■ Input data ■
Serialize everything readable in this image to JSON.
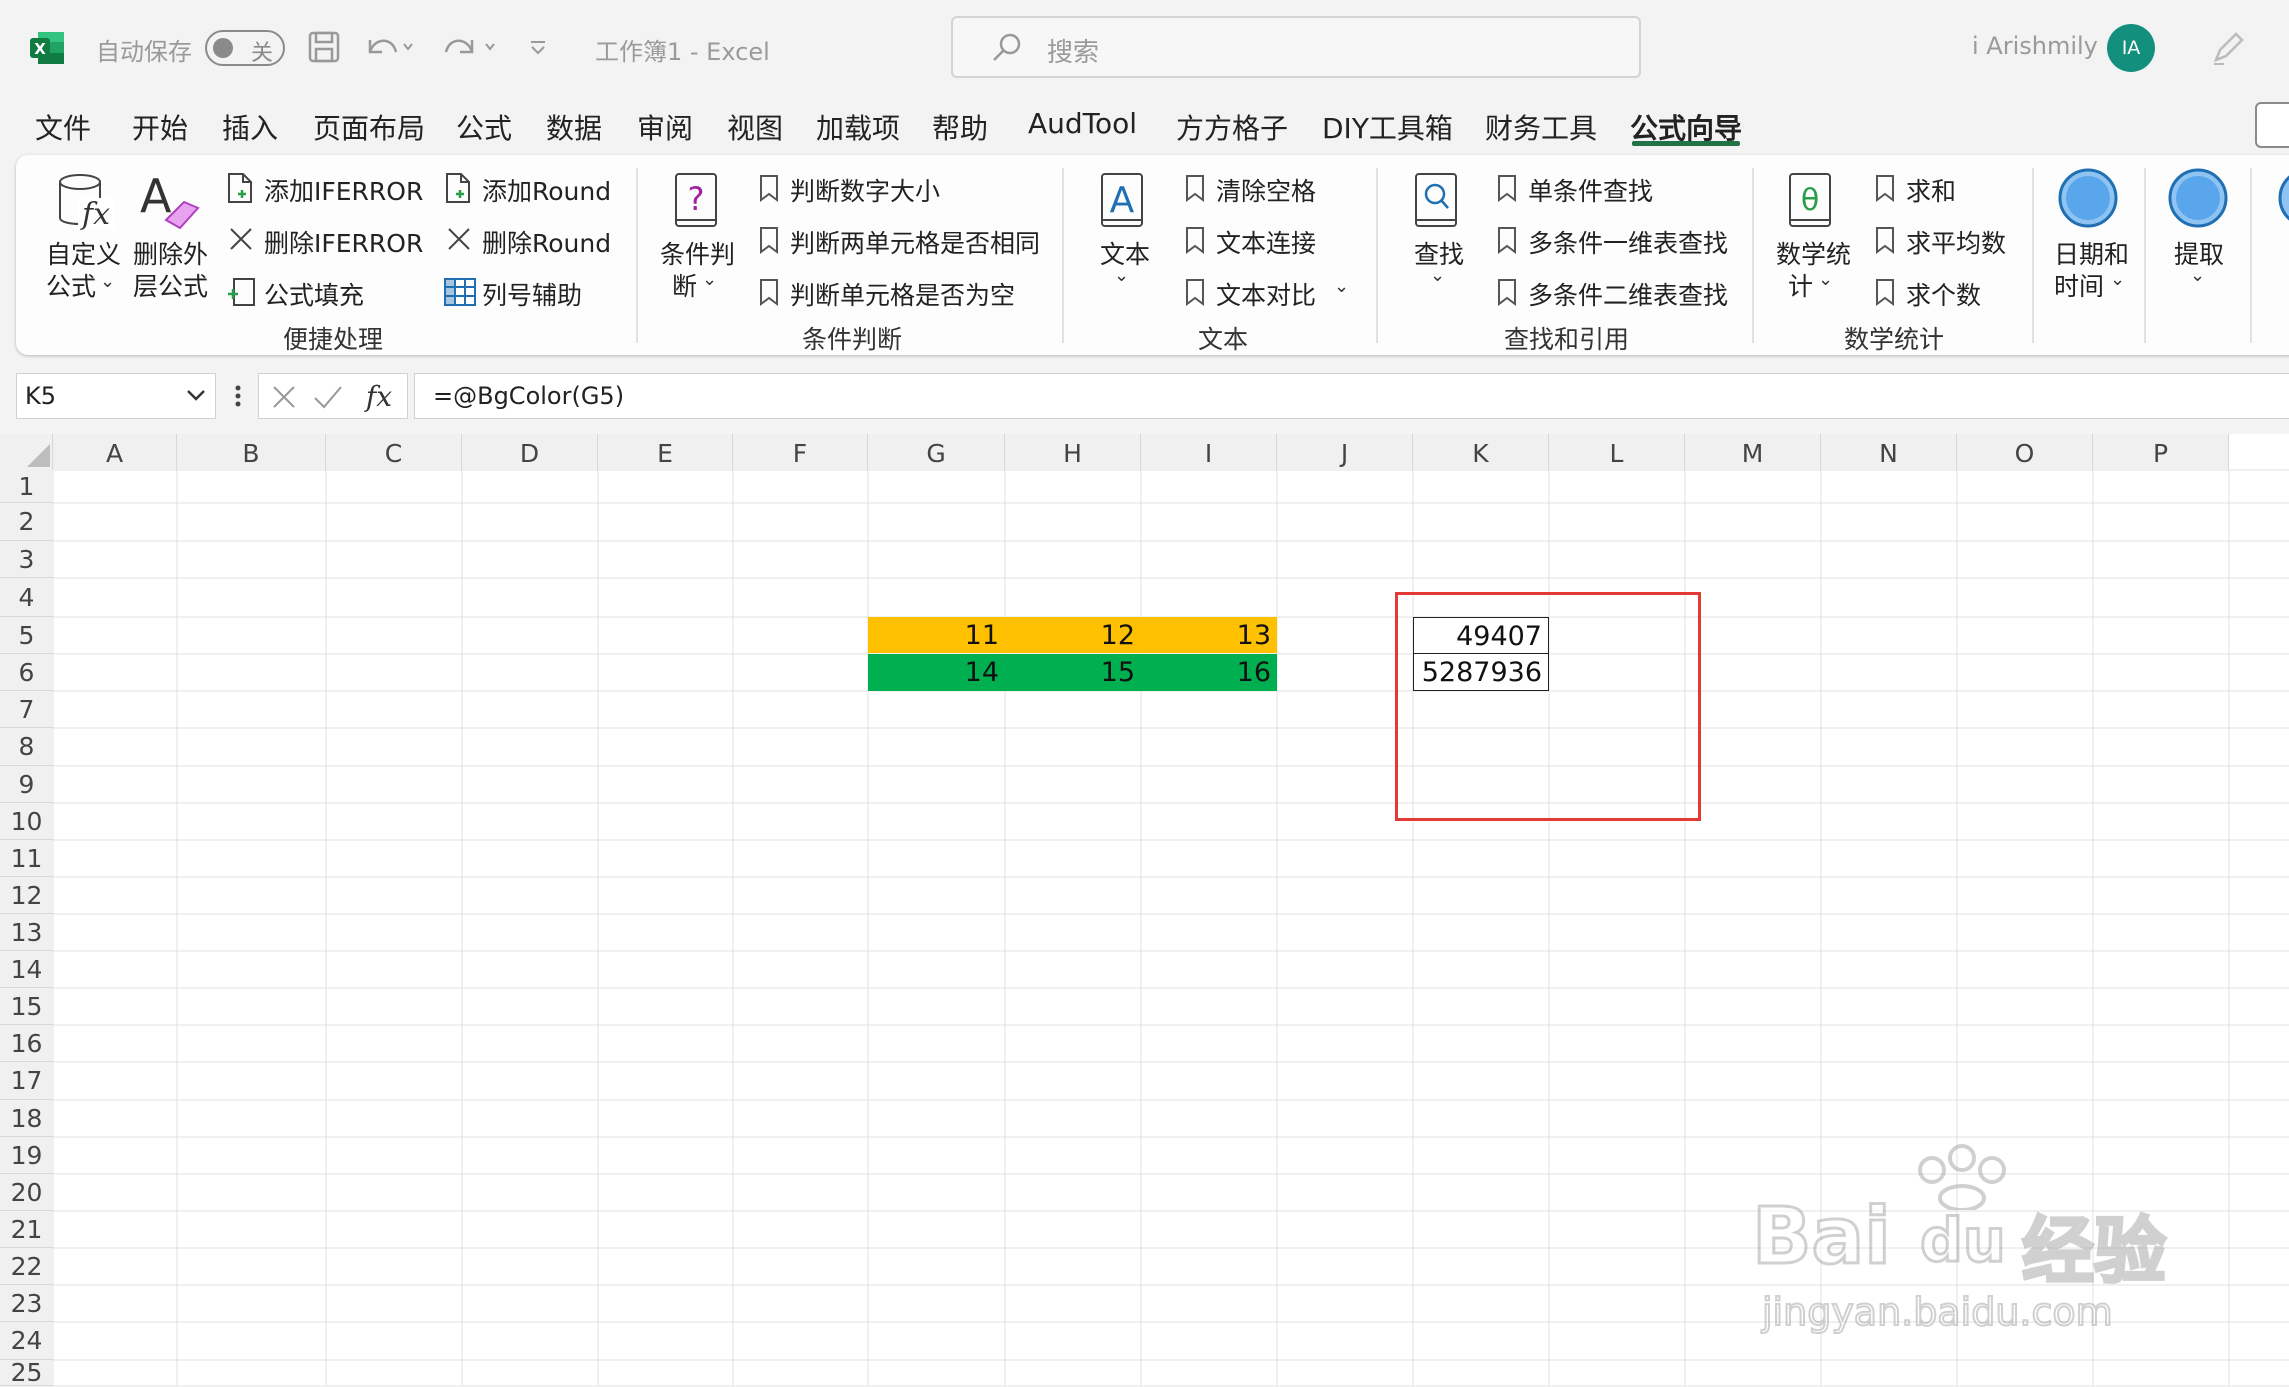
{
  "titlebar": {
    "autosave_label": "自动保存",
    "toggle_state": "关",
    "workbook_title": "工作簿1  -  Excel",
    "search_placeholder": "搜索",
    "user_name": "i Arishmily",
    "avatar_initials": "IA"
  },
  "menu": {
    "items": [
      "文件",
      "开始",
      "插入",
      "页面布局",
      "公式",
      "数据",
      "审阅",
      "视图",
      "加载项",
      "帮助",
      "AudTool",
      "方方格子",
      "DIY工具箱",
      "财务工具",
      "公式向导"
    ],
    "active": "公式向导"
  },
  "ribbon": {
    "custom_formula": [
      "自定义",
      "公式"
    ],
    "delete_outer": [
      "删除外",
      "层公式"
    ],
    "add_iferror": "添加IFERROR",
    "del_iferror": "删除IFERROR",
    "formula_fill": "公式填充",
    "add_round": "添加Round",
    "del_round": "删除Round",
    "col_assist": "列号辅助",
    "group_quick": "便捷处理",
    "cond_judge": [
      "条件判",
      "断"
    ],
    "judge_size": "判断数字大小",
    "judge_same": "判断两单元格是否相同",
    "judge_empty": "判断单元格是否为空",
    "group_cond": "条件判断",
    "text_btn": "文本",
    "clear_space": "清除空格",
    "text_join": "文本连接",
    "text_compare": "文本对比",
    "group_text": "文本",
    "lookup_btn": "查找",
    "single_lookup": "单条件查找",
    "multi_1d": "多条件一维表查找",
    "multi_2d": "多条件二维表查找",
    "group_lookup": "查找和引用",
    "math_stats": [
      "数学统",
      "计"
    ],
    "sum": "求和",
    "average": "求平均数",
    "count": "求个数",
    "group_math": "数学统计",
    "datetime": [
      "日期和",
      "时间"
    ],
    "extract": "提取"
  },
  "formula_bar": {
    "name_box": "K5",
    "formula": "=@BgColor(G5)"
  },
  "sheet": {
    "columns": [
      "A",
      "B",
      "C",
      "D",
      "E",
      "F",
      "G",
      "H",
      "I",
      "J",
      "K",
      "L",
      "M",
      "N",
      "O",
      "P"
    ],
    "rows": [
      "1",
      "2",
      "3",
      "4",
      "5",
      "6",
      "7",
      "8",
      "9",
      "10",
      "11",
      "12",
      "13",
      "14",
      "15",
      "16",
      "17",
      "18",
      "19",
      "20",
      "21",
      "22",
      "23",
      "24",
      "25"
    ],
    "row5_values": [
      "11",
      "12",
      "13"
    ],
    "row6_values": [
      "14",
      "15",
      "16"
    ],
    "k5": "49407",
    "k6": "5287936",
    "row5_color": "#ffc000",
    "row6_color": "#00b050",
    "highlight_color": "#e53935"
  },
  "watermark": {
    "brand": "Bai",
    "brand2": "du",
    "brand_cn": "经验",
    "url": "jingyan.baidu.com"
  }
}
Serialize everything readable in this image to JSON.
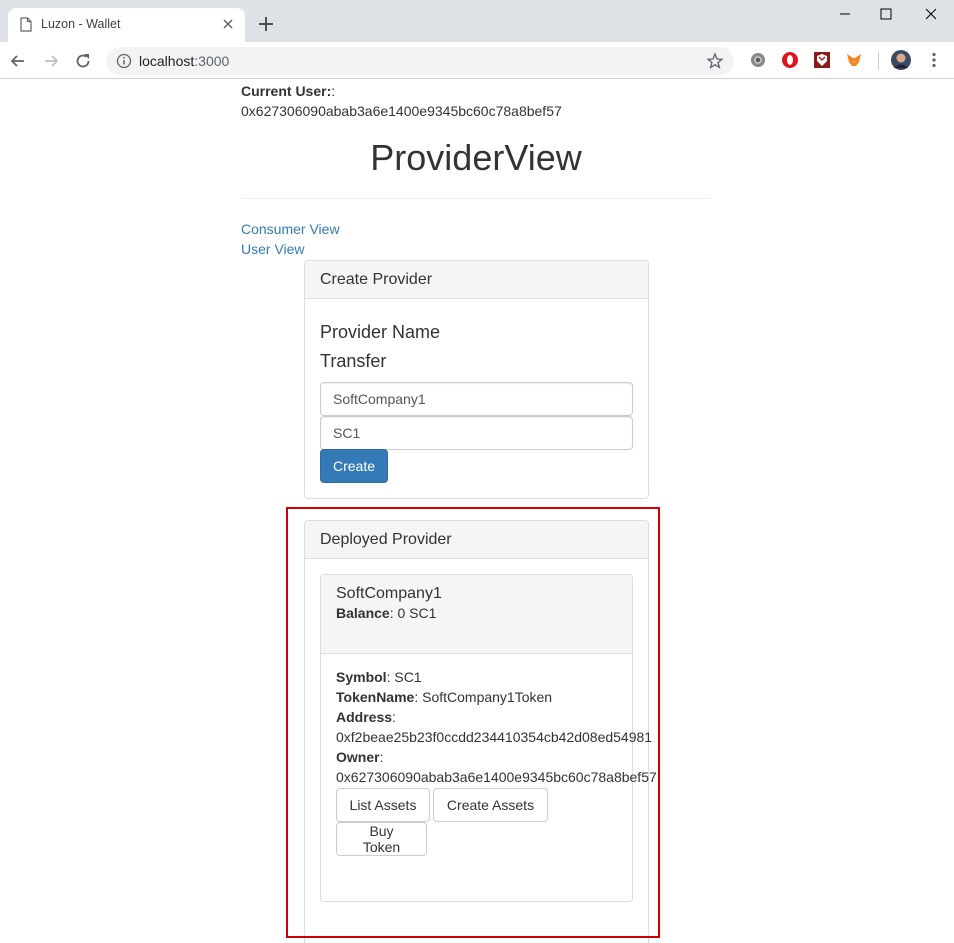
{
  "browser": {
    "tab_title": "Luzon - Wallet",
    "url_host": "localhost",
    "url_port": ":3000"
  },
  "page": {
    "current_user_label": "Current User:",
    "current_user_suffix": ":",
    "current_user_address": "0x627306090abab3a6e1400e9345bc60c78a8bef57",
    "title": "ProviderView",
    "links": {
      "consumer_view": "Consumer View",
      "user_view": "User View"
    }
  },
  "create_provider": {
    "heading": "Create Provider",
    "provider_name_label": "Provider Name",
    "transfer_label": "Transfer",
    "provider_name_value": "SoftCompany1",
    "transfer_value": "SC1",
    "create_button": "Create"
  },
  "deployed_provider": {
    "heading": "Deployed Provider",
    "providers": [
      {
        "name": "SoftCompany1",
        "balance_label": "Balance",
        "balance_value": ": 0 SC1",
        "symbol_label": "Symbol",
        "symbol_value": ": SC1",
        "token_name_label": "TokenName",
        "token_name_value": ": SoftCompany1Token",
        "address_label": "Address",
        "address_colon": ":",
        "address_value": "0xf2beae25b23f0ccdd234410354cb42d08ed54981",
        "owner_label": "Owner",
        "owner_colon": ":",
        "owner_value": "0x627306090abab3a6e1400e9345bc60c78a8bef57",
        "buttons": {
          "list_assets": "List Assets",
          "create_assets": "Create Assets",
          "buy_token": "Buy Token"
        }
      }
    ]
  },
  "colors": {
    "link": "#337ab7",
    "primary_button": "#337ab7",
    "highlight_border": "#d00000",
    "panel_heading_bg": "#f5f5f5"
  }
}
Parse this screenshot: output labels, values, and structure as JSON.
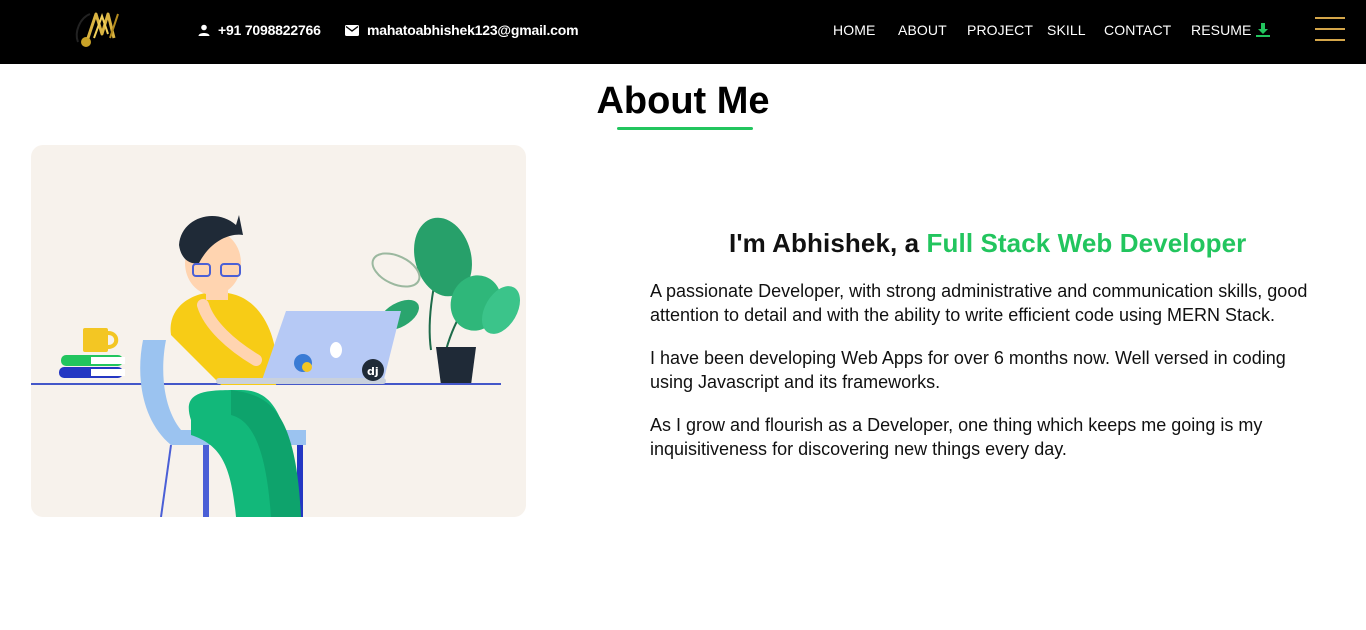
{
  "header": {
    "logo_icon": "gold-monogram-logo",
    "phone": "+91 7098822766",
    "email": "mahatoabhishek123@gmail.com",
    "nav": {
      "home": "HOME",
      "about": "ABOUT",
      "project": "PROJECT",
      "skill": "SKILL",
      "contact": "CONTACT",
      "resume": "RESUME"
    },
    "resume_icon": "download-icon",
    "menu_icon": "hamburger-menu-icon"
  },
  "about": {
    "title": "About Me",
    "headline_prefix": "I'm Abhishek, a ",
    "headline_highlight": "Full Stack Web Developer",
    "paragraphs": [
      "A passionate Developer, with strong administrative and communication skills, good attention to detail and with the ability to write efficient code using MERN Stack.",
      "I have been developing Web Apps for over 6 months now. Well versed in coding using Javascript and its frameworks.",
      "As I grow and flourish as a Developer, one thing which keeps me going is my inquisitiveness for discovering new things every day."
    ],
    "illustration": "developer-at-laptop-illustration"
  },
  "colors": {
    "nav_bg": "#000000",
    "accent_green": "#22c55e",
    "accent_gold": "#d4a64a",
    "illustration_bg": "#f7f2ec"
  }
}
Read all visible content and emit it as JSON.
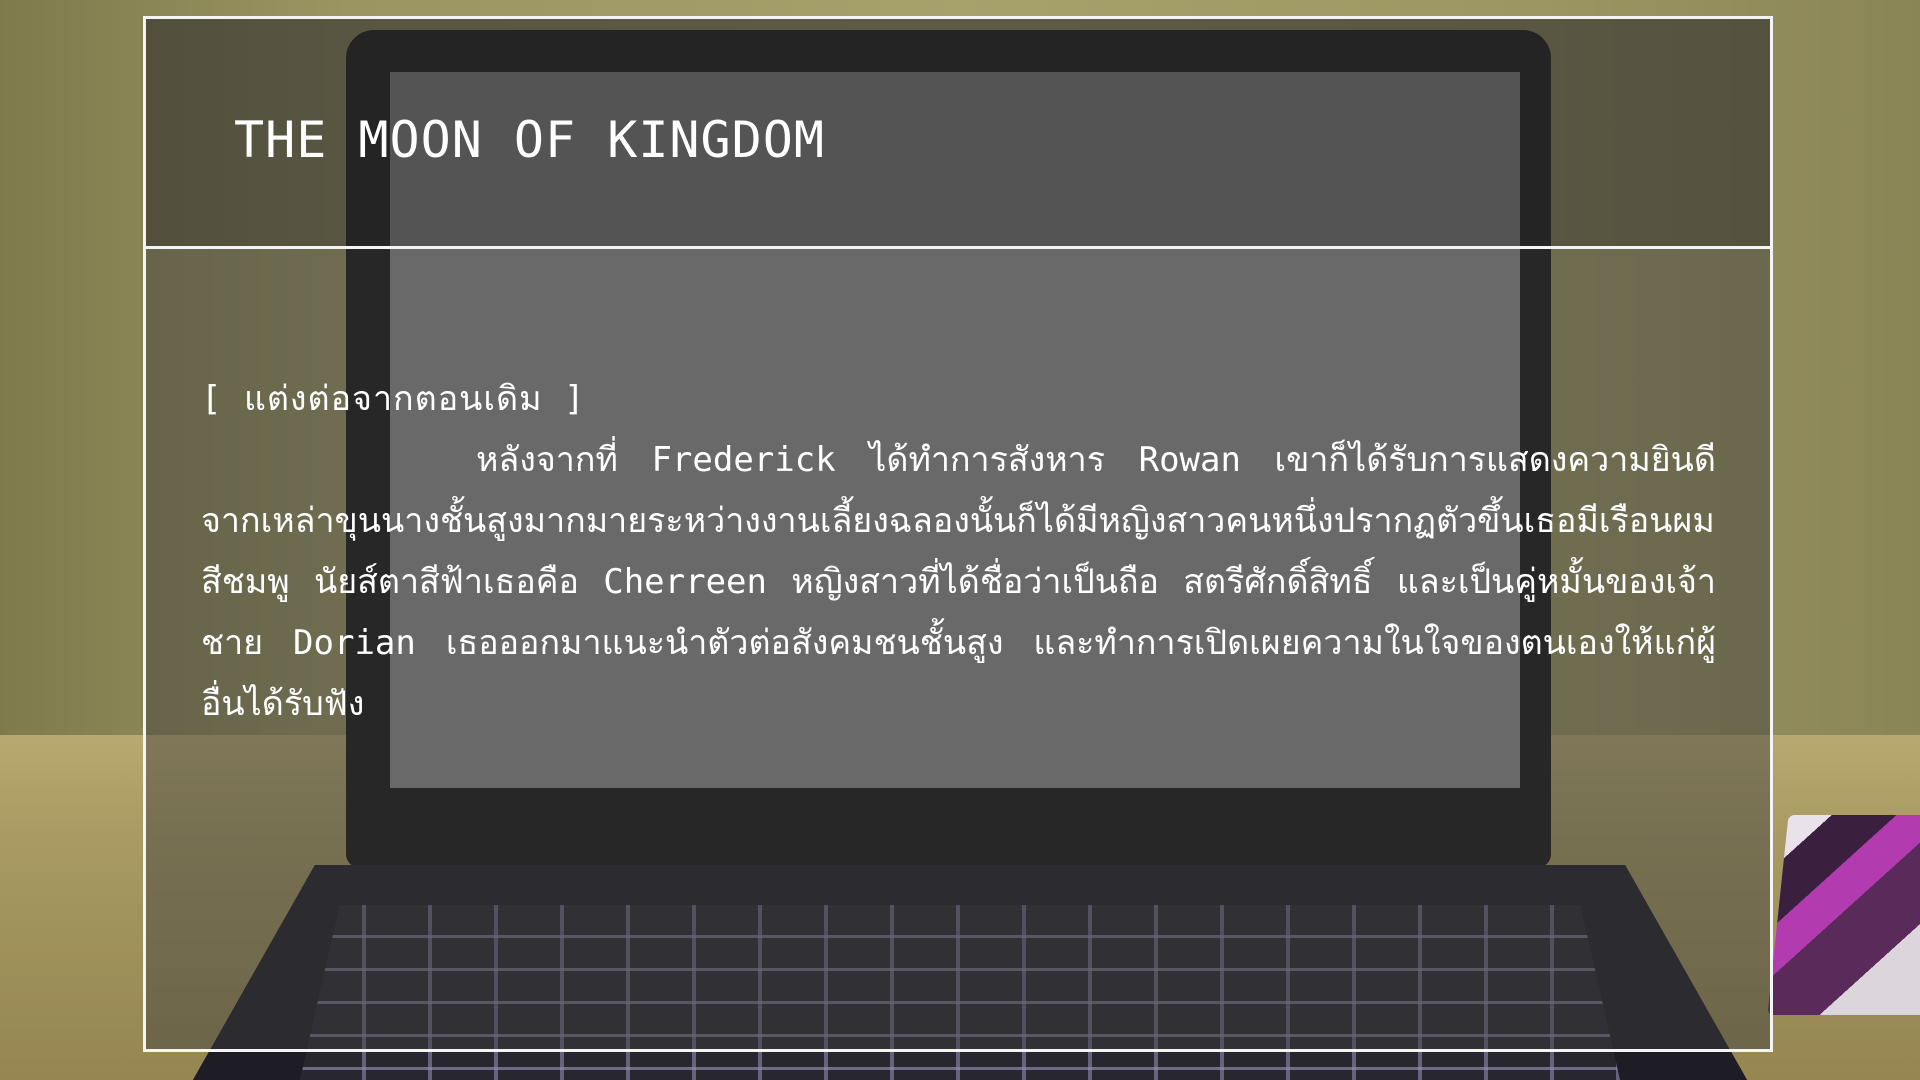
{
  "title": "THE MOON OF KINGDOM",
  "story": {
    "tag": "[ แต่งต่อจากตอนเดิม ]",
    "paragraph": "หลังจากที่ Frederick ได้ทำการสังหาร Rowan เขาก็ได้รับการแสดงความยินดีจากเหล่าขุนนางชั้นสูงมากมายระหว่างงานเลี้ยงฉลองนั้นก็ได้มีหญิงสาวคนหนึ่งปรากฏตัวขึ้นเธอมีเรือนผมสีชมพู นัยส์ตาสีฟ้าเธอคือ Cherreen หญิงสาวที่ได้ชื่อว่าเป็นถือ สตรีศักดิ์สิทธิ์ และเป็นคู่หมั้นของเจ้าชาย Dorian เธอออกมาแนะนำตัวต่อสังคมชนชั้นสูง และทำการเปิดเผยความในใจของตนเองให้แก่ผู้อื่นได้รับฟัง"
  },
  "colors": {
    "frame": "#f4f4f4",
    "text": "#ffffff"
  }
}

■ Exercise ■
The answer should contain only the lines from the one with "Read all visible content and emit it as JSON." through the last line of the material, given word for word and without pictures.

■ Task result ■
Read all visible content and emit it as JSON.
{
  "title": "THE MOON OF KINGDOM",
  "story": {
    "tag": "[ แต่งต่อจากตอนเดิม ]",
    "paragraph": "หลังจากที่ Frederick ได้ทำการสังหาร Rowan เขาก็ได้รับการแสดงความยินดีจากเหล่าขุนนางชั้นสูงมากมายระหว่างงานเลี้ยงฉลองนั้นก็ได้มีหญิงสาวคนหนึ่งปรากฏตัวขึ้นเธอมีเรือนผมสีชมพู นัยส์ตาสีฟ้าเธอคือ Cherreen หญิงสาวที่ได้ชื่อว่าเป็นถือ สตรีศักดิ์สิทธิ์ และเป็นคู่หมั้นของเจ้าชาย Dorian เธอออกมาแนะนำตัวต่อสังคมชนชั้นสูง และทำการเปิดเผยความในใจของตนเองให้แก่ผู้อื่นได้รับฟัง"
  },
  "colors": {
    "frame": "#f4f4f4",
    "text": "#ffffff"
  }
}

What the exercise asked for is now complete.